Post-Activation Potentiation in Runners: An Unexplored Pathway to the Podium

Marathon runners' legs.

Investigate a hidden strategy that may acutely enhance run performance. 

Project description

Post-activation potentiation (PAP) has been shown to improve anaerobic performance (e.g., vertical jump, sprinting, etc.). However, very little is known about how PAP influences aerobic performance. We are examining whether PAP improves middle distance running performance and determinants thereof. 

Project outcome

Students will present the data at the School of Public Health and Health Professions Perry Poster Day and/or a regional or national conference. 

Project details

Timing, eligibility and other details
Length of commitment About a semester (3-5 months) 
Start time
Spring, Summer
Level of collaboration Small group project (2-3 students) 
Academic credit; the faculty mentor will assist with scholarship or grant applications related to the project.
Who is eligible Juniors and seniors 
Support Funding is available after the completion of the preparation badge. See below.

Project mentor

J. Luke Pryor

Clinical Assistant Professor

Exercise and Nutrition Sciences

201 Kimball

Phone: (716) 829-5433



To engage with this project, you will work through a series of Project-Based Collaboration digital badges to guide your experience. 

To get started, contact the project mentor using the contact information above to discuss availability and after you’ve received approval, you can start the Project Preparation Digital Badge. Here are helpful tips on how to contact a project mentor

Preparation guidance

Once you have registered for the Project Preparation Digital Badge, you will receive further instructions related to the activities you will need to complete.
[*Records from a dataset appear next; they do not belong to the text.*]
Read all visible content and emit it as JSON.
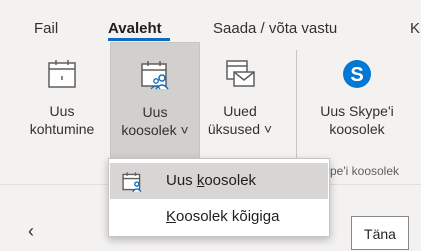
{
  "tabs": [
    {
      "label": "Fail"
    },
    {
      "label": "Avaleht"
    },
    {
      "label": "Saada / võta vastu"
    },
    {
      "label": "K"
    }
  ],
  "ribbon": {
    "new_appointment": {
      "line1": "Uus",
      "line2": "kohtumine",
      "icon": "calendar-icon"
    },
    "new_meeting": {
      "line1": "Uus",
      "line2": "koosolek ˅",
      "icon": "calendar-people-icon"
    },
    "new_items": {
      "line1": "Uued",
      "line2": "üksused ˅",
      "icon": "calendar-mail-icon"
    },
    "skype_meeting": {
      "line1": "Uus Skype'i",
      "line2": "koosolek",
      "icon": "skype-icon"
    },
    "skype_group_label": "pe'i koosolek"
  },
  "menu": {
    "items": [
      {
        "label_pre": "Uus ",
        "label_u": "k",
        "label_post": "oosolek",
        "icon": "calendar-people-icon"
      },
      {
        "label_pre": "",
        "label_u": "K",
        "label_post": "oosolek kõigiga",
        "icon": ""
      }
    ]
  },
  "nav": {
    "prev_icon": "chevron-left-icon",
    "today": "Täna"
  },
  "colors": {
    "accent": "#0f6cbd",
    "skype": "#0078d4",
    "hover": "#d7d6d5"
  }
}
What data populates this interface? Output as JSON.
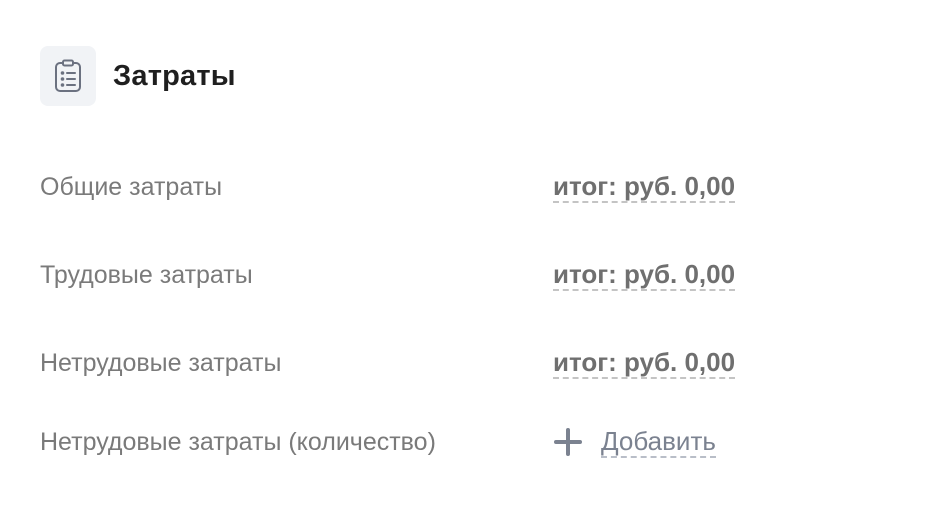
{
  "section": {
    "title": "Затраты",
    "icon": "clipboard-list-icon"
  },
  "rows": [
    {
      "label": "Общие затраты",
      "value": "итог: руб. 0,00"
    },
    {
      "label": "Трудовые затраты",
      "value": "итог: руб. 0,00"
    },
    {
      "label": "Нетрудовые затраты",
      "value": "итог: руб. 0,00"
    }
  ],
  "quantity_row": {
    "label": "Нетрудовые затраты (количество)",
    "add_label": "Добавить",
    "add_icon": "plus-icon"
  },
  "colors": {
    "label": "#7a7a7a",
    "value": "#6f6f6f",
    "action": "#7b8290",
    "icon_bg": "#f1f3f6"
  }
}
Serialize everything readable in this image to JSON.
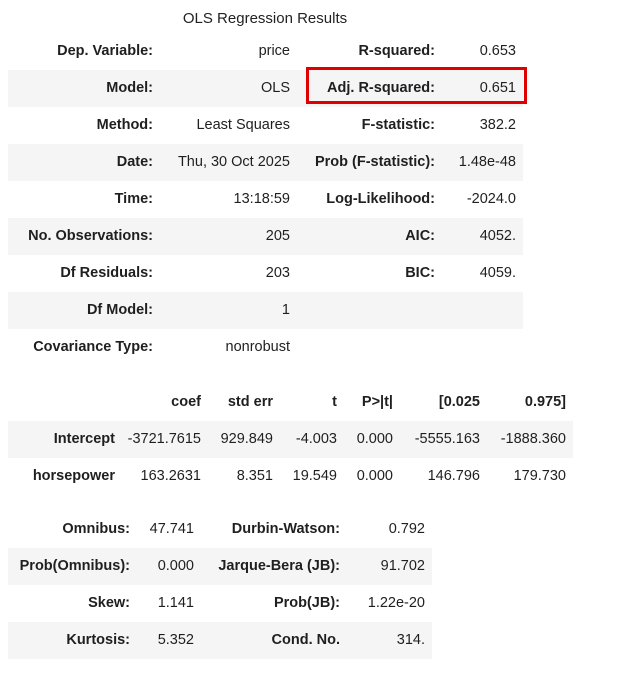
{
  "caption": "OLS Regression Results",
  "summary": [
    {
      "l1": "Dep. Variable:",
      "v1": "price",
      "l2": "R-squared:",
      "v2": "0.653"
    },
    {
      "l1": "Model:",
      "v1": "OLS",
      "l2": "Adj. R-squared:",
      "v2": "0.651"
    },
    {
      "l1": "Method:",
      "v1": "Least Squares",
      "l2": "F-statistic:",
      "v2": "382.2"
    },
    {
      "l1": "Date:",
      "v1": "Thu, 30 Oct 2025",
      "l2": "Prob (F-statistic):",
      "v2": "1.48e-48"
    },
    {
      "l1": "Time:",
      "v1": "13:18:59",
      "l2": "Log-Likelihood:",
      "v2": "-2024.0"
    },
    {
      "l1": "No. Observations:",
      "v1": "205",
      "l2": "AIC:",
      "v2": "4052."
    },
    {
      "l1": "Df Residuals:",
      "v1": "203",
      "l2": "BIC:",
      "v2": "4059."
    },
    {
      "l1": "Df Model:",
      "v1": "1",
      "l2": "",
      "v2": ""
    },
    {
      "l1": "Covariance Type:",
      "v1": "nonrobust",
      "l2": "",
      "v2": ""
    }
  ],
  "coef_table": {
    "headers": [
      "",
      "coef",
      "std err",
      "t",
      "P>|t|",
      "[0.025",
      "0.975]"
    ],
    "rows": [
      [
        "Intercept",
        "-3721.7615",
        "929.849",
        "-4.003",
        "0.000",
        "-5555.163",
        "-1888.360"
      ],
      [
        "horsepower",
        "163.2631",
        "8.351",
        "19.549",
        "0.000",
        "146.796",
        "179.730"
      ]
    ]
  },
  "diagnostics": [
    {
      "l1": "Omnibus:",
      "v1": "47.741",
      "l2": "Durbin-Watson:",
      "v2": "0.792"
    },
    {
      "l1": "Prob(Omnibus):",
      "v1": "0.000",
      "l2": "Jarque-Bera (JB):",
      "v2": "91.702"
    },
    {
      "l1": "Skew:",
      "v1": "1.141",
      "l2": "Prob(JB):",
      "v2": "1.22e-20"
    },
    {
      "l1": "Kurtosis:",
      "v1": "5.352",
      "l2": "Cond. No.",
      "v2": "314."
    }
  ],
  "highlight_color": "#e00000"
}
In addition, you will also complete the following preparation activities for this particular project: